Follow my blog with Bloglovin

Saturday, May 27, 2017

Mothers Day Shopping, #4 or A Family Reunion.

Parts One, Two,  and Three are here, please have a look.

Lights in the lumber, plywood, and sheet rock aisle were flickering, shadows bouncing, ducking, hiding behind piles of cut wood. Only to pop up, black and white marionettes, strings being pulled by the popping, sizzling, inconsistent fluorescent tubes. The air was thick, it was a smoky, humid thickness, without smoke, without moisture, a cloying, thick atmosphere, anesthetic air, deadened, and hard to breathe. It dampened sound, blurred lines. Making you doubt your hearing, making you doubt your vision.

A scream forced its way through. It was a sound of anger, fear, pain and desperation. But, the air

made it sound weak, and hopeless, a sound that would never see light. From a source that would never escape. It trailed off, until the echo was all that was left. Lights flashed as if in anger at the intrusion.

One of the carts filled with cut wood moved slowly toward us. We watched as it inched closer and closer, the rough end of the wood veering at the last minute. Hiding under the cart was a man. His orange shirt wrinkled, stained, ripped at the shoulder and across the side. His name tag was broken in half, and only the first part was still attached, it read “Hen” the “ry” left behind, somewhere. He had been using the cart of wood as a cover.

“I was going to make my way to floor coverings, and grab one of the small remnants to cover myself. When nobody was looking I was going to turn my shirt inside out, and pretend I was looking for window treatments, dodge through electrical and lighting, and break out of this place. I would stop at the Dan’s Deli truck out front and get some sausage and peppers, and hide behind the mulch until dark, then make my way home. My wife, I could see my wife and kids.” The tears were making the camouflage streaks on his face run, and smear. “I must be a mess.” he said, as if apologizing.

My wife handed him a tissue, a breath mint, a bottle of water, a granola bar and a clean t-shirt.
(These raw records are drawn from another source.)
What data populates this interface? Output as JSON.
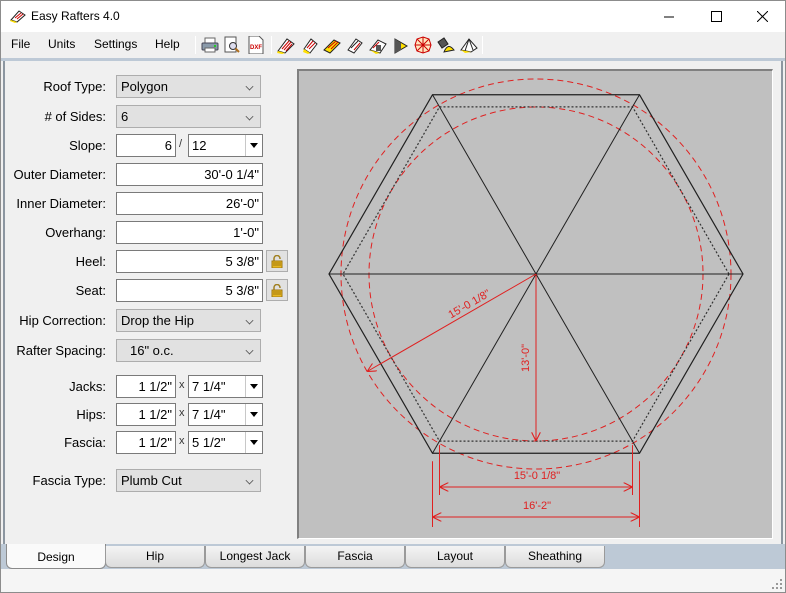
{
  "window": {
    "title": "Easy Rafters 4.0",
    "controls": [
      "minimize",
      "maximize",
      "close"
    ]
  },
  "menu": {
    "items": [
      "File",
      "Units",
      "Settings",
      "Help"
    ]
  },
  "toolbar": {
    "icons": [
      "print-icon",
      "print-preview-icon",
      "dxf-export-icon",
      "gable-roof-icon",
      "hip-roof-icon",
      "shed-roof-icon",
      "dutch-hip-icon",
      "valley-roof-icon",
      "triangle-roof-icon",
      "polygon-roof-icon",
      "turret-roof-icon",
      "gazebo-roof-icon"
    ],
    "dxf_label": "DXF"
  },
  "form": {
    "roof_type": {
      "label": "Roof Type:",
      "value": "Polygon"
    },
    "sides": {
      "label": "# of Sides:",
      "value": "6"
    },
    "slope": {
      "label": "Slope:",
      "rise": "6",
      "separator": "/",
      "run": "12"
    },
    "outer_diameter": {
      "label": "Outer Diameter:",
      "value": "30'-0 1/4\""
    },
    "inner_diameter": {
      "label": "Inner Diameter:",
      "value": "26'-0\""
    },
    "overhang": {
      "label": "Overhang:",
      "value": "1'-0\""
    },
    "heel": {
      "label": "Heel:",
      "value": "5 3/8\"",
      "lock": "unlocked"
    },
    "seat": {
      "label": "Seat:",
      "value": "5 3/8\"",
      "lock": "unlocked"
    },
    "hip_correction": {
      "label": "Hip Correction:",
      "value": "Drop the Hip"
    },
    "rafter_spacing": {
      "label": "Rafter Spacing:",
      "value": "16\" o.c."
    },
    "jacks": {
      "label": "Jacks:",
      "thickness": "1 1/2\"",
      "x": "x",
      "depth": "7 1/4\""
    },
    "hips": {
      "label": "Hips:",
      "thickness": "1 1/2\"",
      "x": "x",
      "depth": "7 1/4\""
    },
    "fascia": {
      "label": "Fascia:",
      "thickness": "1 1/2\"",
      "x": "x",
      "depth": "5 1/2\""
    },
    "fascia_type": {
      "label": "Fascia Type:",
      "value": "Plumb Cut"
    }
  },
  "drawing": {
    "shape": "hexagon",
    "sides": 6,
    "dimensions": {
      "radius_outer": "15'-0 1/8\"",
      "radius_inner": "13'-0\"",
      "side_inner": "15'-0 1/8\"",
      "side_outer": "16'-2\""
    },
    "colors": {
      "background": "#c0c0c0",
      "outline": "#202020",
      "dimension": "#e02020"
    }
  },
  "tabs": {
    "items": [
      "Design",
      "Hip",
      "Longest Jack",
      "Fascia",
      "Layout",
      "Sheathing"
    ],
    "active": "Design"
  }
}
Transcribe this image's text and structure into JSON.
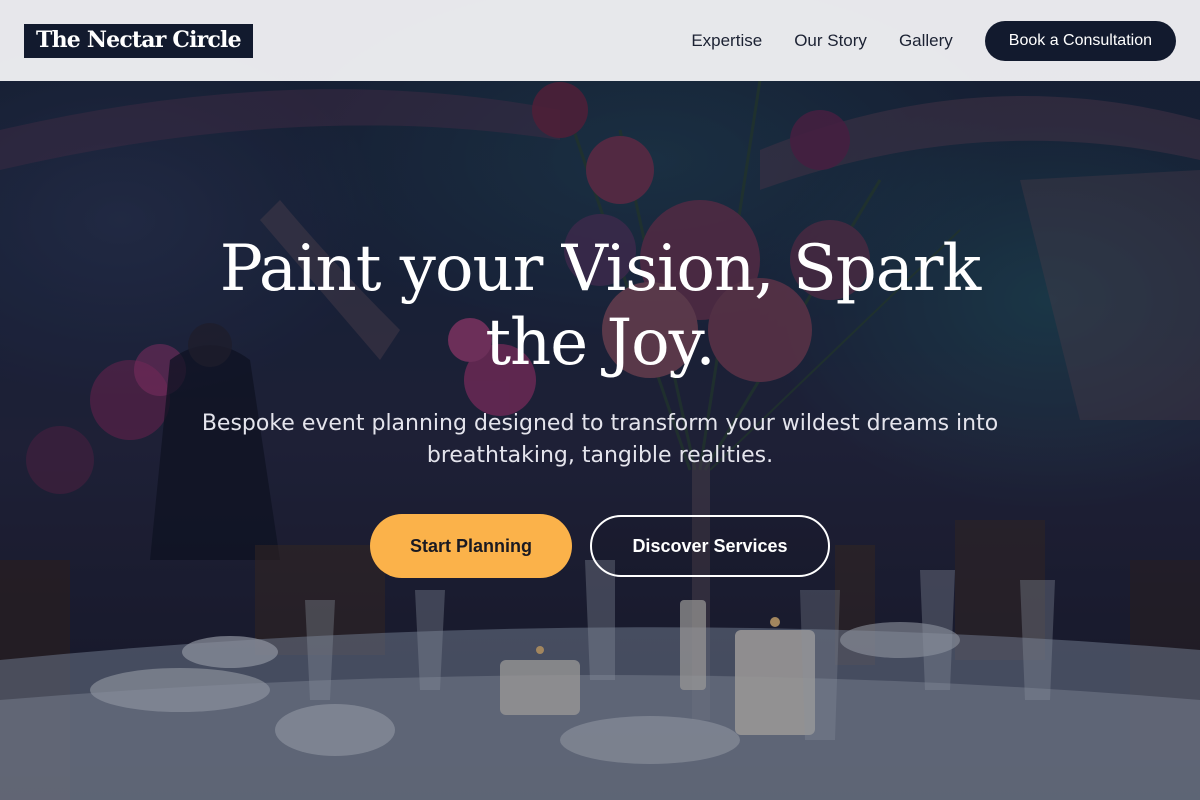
{
  "brand": {
    "name": "The Nectar Circle"
  },
  "nav": {
    "links": [
      {
        "label": "Expertise"
      },
      {
        "label": "Our Story"
      },
      {
        "label": "Gallery"
      }
    ],
    "cta_label": "Book a Consultation"
  },
  "hero": {
    "title": "Paint your Vision, Spark the Joy.",
    "subtitle": "Bespoke event planning designed to transform your wildest dreams into breathtaking, tangible realities.",
    "primary_button": "Start Planning",
    "secondary_button": "Discover Services",
    "background_image": "evening-banquet-table-with-floral-centerpiece-and-candles"
  },
  "colors": {
    "header_bg": "#f4f4f6",
    "brand_dark": "#121a2e",
    "accent": "#fbb24a",
    "hero_text": "#ffffff"
  }
}
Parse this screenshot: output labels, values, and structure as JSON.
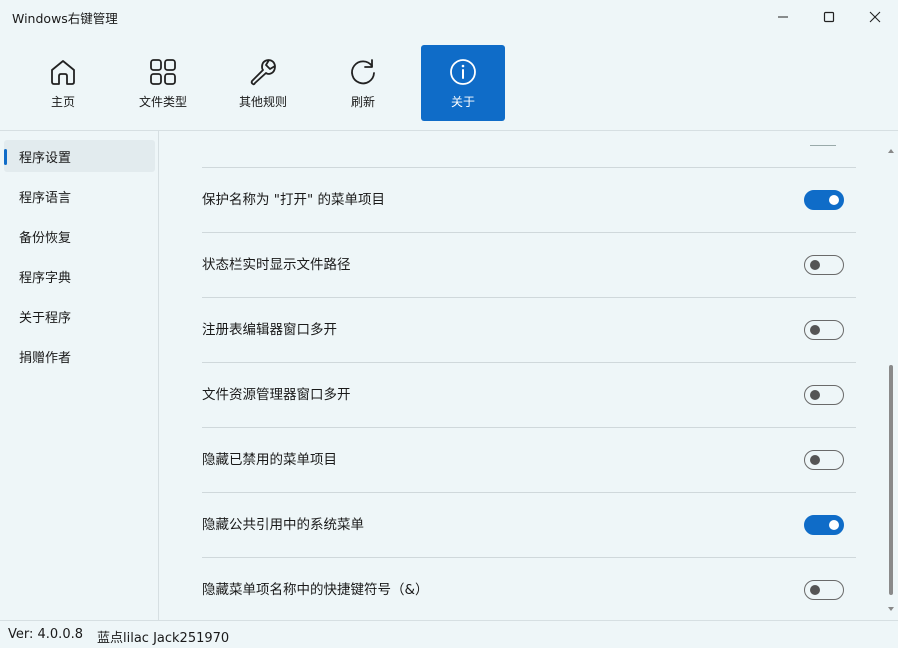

“How much stuff do you keep in that purse?” I asked.

“She gave me the look, and said to the man, “Put this on, and smile a lot, nobody will know you work here.”

“Bless you,” he said. changing shirts, wiping away the tears on his torn work shirt. He hugged my wife, and then he hugged me, and then he hugged us both at the same time.

A light tube shattered and he threw himself on the floor, and tried to roll under the shelf, but it was too low, and he kept turning and twisting trying to squeeze into a space that was too small. My wife and I looked at each other, and I bent over to help the man stand.

“Where are you heading?” He asked.

“We are going to buy some lattice for our cucumber plant to climb.” My wife said. She smiled, and tried to sound reassuring.

His smile was replaced by a mask of fear. He started shaking.

“Back in the Last Aisle?” He asked. I thought he would cross himself.

“I guess. Is that where it is?” I asked.

“Yes, here you need this more than I do. It is the only thing that will keep you safe.” He handed us small stone statue. It was in the general shape of a shopping cart, but it looked old, it looked ancient. Parts of it were smooth, and parts were ridged, and sharp.

“There are things back there, things! Be careful. I hope you like cucumbers.”  He said, hurrying away.